Time to raise certain questions. Not uncommon, in fact very often, it is that one comes across the term, ‘suspected’ qualifying any contraband stuffs confiscated from anyone or anywhere and so it is that it is more often a case of ‘suspected heroin, suspected so and so on stuff’ seized and the identified person handed over to so and so police station etc. In the face of the police or any law enforcing agency unable to scientifically deduce that the seized items are indeed banned drugs, it is acceptable that the seized items are qualified by the term ‘suspected’ but it gets dicey when no further reports come forth on whether the ‘suspected seized’ stuffs are indeed drugs or not. Making things more uncomfortable is the possibility that the term ‘suspected’ can prove to be legal loopholes and it does not take any wizardry to work out that in the long time it takes for the Court to come to a conclusion, many things can happen. If arms can go missing from the Arms Kote of Manipur police and which made news all over the place not so long back, there is no reason not to believe that anything can happen to the ‘seized stuffs’ and qualifying the confiscated items with the term ‘suspected’ can certainly be exploited. Time for all concerned to look into this matter and the police ought to keep the people updated on the status of the ‘suspected stuffs’ seized. If laboratory tests of further investigations reveal that the seized items are not drugs or any banned stuffs then a clarification should be issued, at least to clear the name/s of the person/s from whom the items were seized. Not politicising it, but this is a point which political parties, particularly those sitting on the Opposition bench, can and should raise in the run up to the Assembly election. Poke where it matters and this is perhaps the best way to let the police stop playing with words such as ‘suspected’ and how can anyone be arrested on the mere suspicion that he or she is a carrying some ‘suspected contraband stuff ?’

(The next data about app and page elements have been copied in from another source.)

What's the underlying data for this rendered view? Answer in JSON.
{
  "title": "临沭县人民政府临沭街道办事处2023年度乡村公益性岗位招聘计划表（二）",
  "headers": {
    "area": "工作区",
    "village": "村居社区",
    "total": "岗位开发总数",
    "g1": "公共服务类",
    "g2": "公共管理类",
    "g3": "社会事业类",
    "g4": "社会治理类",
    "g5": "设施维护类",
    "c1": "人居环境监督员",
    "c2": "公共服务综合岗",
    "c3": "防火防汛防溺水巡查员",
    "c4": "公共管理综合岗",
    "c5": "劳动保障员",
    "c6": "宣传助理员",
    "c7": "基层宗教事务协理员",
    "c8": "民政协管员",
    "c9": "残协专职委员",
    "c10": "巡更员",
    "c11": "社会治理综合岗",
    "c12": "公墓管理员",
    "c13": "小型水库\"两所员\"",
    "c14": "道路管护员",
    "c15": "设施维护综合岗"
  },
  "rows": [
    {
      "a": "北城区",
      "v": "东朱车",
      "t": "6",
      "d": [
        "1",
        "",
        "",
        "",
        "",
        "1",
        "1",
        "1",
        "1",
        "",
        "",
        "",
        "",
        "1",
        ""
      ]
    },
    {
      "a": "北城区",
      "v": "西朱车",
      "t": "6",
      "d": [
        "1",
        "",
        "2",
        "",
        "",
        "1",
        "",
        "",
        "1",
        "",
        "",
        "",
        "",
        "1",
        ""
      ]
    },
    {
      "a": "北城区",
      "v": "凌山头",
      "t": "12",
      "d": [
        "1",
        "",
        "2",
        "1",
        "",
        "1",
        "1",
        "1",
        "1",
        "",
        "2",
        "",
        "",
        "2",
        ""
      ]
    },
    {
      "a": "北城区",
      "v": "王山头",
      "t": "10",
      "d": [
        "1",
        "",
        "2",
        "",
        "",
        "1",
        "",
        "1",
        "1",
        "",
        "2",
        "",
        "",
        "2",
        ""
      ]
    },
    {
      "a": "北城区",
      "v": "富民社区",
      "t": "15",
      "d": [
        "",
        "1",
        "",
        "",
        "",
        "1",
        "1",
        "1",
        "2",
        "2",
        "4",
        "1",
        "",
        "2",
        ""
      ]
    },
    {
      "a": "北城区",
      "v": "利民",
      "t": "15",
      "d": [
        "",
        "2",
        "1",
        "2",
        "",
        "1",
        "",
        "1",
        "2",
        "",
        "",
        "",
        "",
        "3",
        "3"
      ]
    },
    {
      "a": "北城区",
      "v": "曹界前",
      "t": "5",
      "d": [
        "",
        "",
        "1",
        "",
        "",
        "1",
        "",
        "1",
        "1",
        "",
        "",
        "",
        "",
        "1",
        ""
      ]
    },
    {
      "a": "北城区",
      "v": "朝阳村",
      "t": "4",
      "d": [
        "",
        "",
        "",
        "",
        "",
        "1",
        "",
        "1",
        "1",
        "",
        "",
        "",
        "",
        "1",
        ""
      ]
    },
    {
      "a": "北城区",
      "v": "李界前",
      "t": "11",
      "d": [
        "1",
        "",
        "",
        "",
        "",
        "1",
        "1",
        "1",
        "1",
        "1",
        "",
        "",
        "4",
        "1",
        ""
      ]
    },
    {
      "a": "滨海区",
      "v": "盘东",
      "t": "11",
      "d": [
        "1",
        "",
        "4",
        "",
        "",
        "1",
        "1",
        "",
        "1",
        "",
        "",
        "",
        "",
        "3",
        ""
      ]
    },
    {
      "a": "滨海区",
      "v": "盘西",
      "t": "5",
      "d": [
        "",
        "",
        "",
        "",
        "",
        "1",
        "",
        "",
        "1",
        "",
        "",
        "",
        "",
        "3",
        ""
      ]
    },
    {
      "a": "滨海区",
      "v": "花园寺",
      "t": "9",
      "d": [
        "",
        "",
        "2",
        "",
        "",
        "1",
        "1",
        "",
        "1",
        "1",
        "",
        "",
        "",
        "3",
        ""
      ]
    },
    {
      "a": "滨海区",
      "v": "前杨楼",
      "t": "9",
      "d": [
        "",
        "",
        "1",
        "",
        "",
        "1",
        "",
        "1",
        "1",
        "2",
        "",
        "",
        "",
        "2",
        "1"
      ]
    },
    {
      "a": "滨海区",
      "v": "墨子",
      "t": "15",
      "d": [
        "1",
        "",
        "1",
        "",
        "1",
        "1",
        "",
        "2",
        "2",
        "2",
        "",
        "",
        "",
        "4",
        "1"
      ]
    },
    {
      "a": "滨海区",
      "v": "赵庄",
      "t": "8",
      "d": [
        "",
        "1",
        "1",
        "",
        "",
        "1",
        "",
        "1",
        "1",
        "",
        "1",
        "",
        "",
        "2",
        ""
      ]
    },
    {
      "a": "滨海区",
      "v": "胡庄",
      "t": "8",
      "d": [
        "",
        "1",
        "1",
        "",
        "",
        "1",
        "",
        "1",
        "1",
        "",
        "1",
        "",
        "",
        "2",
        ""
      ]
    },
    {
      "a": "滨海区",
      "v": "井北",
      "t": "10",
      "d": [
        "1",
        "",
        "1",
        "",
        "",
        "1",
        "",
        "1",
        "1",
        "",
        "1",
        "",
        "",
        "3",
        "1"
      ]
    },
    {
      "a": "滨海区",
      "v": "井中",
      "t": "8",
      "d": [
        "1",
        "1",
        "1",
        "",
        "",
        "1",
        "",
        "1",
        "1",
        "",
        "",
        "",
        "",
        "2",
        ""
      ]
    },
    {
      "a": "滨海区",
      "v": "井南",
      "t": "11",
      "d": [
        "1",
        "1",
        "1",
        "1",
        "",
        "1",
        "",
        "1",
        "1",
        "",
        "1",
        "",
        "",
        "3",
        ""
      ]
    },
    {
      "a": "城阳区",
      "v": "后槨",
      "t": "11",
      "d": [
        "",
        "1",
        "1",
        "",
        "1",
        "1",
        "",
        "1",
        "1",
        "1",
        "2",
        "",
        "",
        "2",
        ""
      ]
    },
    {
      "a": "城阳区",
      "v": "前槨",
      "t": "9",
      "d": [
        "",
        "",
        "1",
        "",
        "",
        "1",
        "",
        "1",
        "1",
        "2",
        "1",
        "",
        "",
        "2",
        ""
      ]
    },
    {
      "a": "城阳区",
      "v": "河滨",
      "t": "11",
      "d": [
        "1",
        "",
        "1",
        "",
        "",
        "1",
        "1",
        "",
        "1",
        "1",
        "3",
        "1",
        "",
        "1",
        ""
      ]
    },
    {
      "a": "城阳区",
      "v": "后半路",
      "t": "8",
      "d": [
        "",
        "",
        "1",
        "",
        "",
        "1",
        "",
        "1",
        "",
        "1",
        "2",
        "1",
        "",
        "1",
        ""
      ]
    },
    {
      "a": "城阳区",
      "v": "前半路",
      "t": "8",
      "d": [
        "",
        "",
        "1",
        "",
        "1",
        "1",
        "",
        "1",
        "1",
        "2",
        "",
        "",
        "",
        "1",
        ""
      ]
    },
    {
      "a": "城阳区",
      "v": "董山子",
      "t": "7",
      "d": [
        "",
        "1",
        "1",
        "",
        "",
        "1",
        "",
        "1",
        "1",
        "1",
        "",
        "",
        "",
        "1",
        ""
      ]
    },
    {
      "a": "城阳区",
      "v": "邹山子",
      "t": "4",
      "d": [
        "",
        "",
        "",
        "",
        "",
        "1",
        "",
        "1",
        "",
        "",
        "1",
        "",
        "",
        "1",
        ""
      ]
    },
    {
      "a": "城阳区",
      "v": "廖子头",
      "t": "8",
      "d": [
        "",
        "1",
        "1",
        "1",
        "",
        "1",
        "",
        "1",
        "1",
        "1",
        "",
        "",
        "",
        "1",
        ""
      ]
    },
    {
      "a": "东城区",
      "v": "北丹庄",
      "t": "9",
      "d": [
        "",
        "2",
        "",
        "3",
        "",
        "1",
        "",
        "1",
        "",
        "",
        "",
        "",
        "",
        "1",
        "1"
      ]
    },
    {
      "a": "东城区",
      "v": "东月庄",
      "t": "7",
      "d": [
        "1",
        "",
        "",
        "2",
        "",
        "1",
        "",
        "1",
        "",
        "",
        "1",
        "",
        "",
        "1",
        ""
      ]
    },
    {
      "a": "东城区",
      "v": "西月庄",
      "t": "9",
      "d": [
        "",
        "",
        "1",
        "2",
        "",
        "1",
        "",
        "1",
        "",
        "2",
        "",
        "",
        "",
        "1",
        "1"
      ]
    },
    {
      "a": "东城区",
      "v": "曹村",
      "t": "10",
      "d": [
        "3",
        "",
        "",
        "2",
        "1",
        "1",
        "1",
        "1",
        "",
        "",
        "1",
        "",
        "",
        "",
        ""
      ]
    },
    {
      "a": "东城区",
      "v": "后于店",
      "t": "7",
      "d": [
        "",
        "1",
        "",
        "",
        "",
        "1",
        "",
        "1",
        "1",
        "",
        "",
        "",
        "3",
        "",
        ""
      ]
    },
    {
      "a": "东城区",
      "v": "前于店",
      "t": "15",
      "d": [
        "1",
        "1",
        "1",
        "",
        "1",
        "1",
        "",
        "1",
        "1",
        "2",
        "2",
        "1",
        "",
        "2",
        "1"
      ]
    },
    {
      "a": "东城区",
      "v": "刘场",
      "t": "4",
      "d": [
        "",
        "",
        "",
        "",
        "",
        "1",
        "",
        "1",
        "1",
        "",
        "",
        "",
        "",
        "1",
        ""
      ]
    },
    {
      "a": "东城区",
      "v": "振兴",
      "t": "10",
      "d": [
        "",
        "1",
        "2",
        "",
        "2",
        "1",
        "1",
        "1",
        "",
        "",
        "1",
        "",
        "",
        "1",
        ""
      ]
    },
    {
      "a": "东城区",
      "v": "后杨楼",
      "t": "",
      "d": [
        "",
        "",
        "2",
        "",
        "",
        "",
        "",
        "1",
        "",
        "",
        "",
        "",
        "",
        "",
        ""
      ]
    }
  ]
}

Time to give more teeth to the ‘War on Drugs’ slogan. And the first step towards this would be to do away with the usage of all ambiguous terms such as ‘suspected’ for in the long run, such a term can only be exploited by those behind the smuggling ring. It has also been noted that so far no drug kingpin has been arrested as a follow up measure to the numerous cases of drugs being seized from all over, particularly from the Imphal-Moreh road. Common sense more than says that the man or woman caught  with the consignment of drugs on the road can at best be couriers, who have been roped in to ferry the banned items for a fee. What are the follow up steps that have been taken so far ? Why are the law enforcing agencies silent on this ? Can the slogan ‘War on Drugs’ have any meaning by arresting some pushers from the streets of Imphal and other places and from Imphal-Moreh route ? The answer should be easy to everyone. For the Government to give more teeth to the drive against drugs and its trafficking, the call of the hour is go for the big fishes. Or is this too tall an order, having political implications ? This is another question worth raising and raise one should.